A trial funded by iMOVE Cooperative Research Centre will look into the feasibility of flying COVID-19 vaccines to living in remote Australia. The test is expected to occur in the Northern Territory and see the drones fly up to 250 km (155 m).
The project is led by the Northern Territory Government, with iMOVE helping to fund it and Charles Darwin University running the actual trial.
Charles Darwin University will be in charge of the trial and develop a test flight center and recruit pilots to fly the drones. The drones will speed up delivery times of the vaccine to remote areas in Australia while reducing costs to do so.
The trial will evaluate four key points that will ultimately deicide if the trial becomes a reality.

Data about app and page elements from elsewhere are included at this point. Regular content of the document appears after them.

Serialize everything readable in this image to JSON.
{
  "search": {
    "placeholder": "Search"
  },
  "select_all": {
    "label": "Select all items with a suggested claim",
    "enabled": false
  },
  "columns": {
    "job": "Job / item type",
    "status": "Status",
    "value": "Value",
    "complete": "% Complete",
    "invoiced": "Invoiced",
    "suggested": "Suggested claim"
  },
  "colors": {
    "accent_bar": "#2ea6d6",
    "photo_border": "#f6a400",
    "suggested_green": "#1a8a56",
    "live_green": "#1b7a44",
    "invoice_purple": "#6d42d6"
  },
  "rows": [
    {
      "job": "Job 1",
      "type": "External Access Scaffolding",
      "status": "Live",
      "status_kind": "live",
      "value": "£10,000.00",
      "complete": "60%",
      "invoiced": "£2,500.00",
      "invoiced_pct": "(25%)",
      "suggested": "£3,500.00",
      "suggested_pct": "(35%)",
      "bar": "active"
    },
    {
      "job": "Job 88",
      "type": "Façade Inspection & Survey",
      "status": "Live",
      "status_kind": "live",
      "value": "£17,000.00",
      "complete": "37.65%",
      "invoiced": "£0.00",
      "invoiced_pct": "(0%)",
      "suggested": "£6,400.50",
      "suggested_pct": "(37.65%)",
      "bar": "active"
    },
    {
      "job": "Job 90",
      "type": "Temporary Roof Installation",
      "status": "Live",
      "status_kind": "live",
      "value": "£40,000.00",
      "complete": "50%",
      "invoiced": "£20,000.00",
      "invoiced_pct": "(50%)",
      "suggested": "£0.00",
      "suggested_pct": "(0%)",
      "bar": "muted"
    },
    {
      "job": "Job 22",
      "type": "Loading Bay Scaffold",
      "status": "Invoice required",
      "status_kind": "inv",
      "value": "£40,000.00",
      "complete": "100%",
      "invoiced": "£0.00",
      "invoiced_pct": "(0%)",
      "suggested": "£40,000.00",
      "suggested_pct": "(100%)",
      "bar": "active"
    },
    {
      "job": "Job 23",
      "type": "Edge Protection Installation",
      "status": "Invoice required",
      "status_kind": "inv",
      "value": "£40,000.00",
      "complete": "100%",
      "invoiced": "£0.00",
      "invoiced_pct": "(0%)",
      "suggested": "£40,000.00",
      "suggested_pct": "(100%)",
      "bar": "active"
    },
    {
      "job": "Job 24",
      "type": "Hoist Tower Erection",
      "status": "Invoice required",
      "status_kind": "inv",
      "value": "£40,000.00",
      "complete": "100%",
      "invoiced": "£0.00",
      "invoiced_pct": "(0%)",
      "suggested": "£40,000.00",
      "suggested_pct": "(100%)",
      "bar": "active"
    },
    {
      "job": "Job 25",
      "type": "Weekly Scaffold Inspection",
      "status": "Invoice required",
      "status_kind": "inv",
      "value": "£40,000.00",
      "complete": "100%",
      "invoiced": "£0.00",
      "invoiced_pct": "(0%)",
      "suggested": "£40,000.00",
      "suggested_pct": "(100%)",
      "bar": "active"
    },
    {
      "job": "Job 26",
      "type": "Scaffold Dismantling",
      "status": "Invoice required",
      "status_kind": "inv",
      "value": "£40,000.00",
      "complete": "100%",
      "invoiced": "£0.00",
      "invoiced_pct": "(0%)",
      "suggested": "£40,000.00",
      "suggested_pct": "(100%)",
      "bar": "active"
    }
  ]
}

- Procuring airframes that can manage the vast Australian distances, which are far greater than currently flown for health care carriage

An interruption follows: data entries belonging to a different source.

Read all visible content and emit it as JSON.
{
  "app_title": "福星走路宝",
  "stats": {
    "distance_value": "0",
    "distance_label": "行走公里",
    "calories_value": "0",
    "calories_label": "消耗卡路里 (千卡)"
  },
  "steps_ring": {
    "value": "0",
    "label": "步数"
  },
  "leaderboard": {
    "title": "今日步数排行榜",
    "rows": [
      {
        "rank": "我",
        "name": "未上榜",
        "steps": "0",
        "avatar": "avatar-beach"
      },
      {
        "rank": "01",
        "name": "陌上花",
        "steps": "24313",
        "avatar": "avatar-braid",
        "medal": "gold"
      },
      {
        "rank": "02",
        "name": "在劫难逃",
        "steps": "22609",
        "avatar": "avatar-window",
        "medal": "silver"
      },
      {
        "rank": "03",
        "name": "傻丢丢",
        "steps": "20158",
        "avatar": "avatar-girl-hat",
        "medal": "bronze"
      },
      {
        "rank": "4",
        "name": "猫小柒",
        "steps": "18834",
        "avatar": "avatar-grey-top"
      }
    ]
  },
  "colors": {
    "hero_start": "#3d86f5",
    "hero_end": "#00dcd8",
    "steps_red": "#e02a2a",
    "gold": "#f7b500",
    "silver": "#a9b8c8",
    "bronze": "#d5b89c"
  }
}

- Adapting technology to withstand the territory’s hot, humid, and monsoonal climate
- Planning works with the Civil Aviation and Safety Authority to identify and regulate flight paths within current airspace requirements
- Integrating drones into the current health transport infrastructure network
Minister for Health Natasha Fyles said:
It doesn’t matter whether you live in the city or in the bush – Territorians deserve to have access to the very best health services, and this new technology will be a driving force in this space. The Territory is on the front-foot to being a national leader in the development of drone technology for the carriage of health care.
Australia has been quiet when it comes to COVID-19 vaccine delivery drones, so it’s great to see this project being pushed by the government and such a large educational institution. Hopefully, this will be the first step for many other companies and states to see the benefits drones offer for remote deliveries and follow.
The program hopes to have regular deliveries up to 100 km (62 miles) by the end of the year, with the longer 250 km (155 miles) expected to begin before July 1, 2023.
Lee-Ann Breger, iMOVE programs director, shared:
There are about 8 million people living in rural and remote parts of the country – that’s about a third of our population living in places where getting life-saving medical supplies is not only a race against time, but also a battle against the tyranny of distance, harsh landscapes and unpredictable elements.
Photo: Charles Darwin University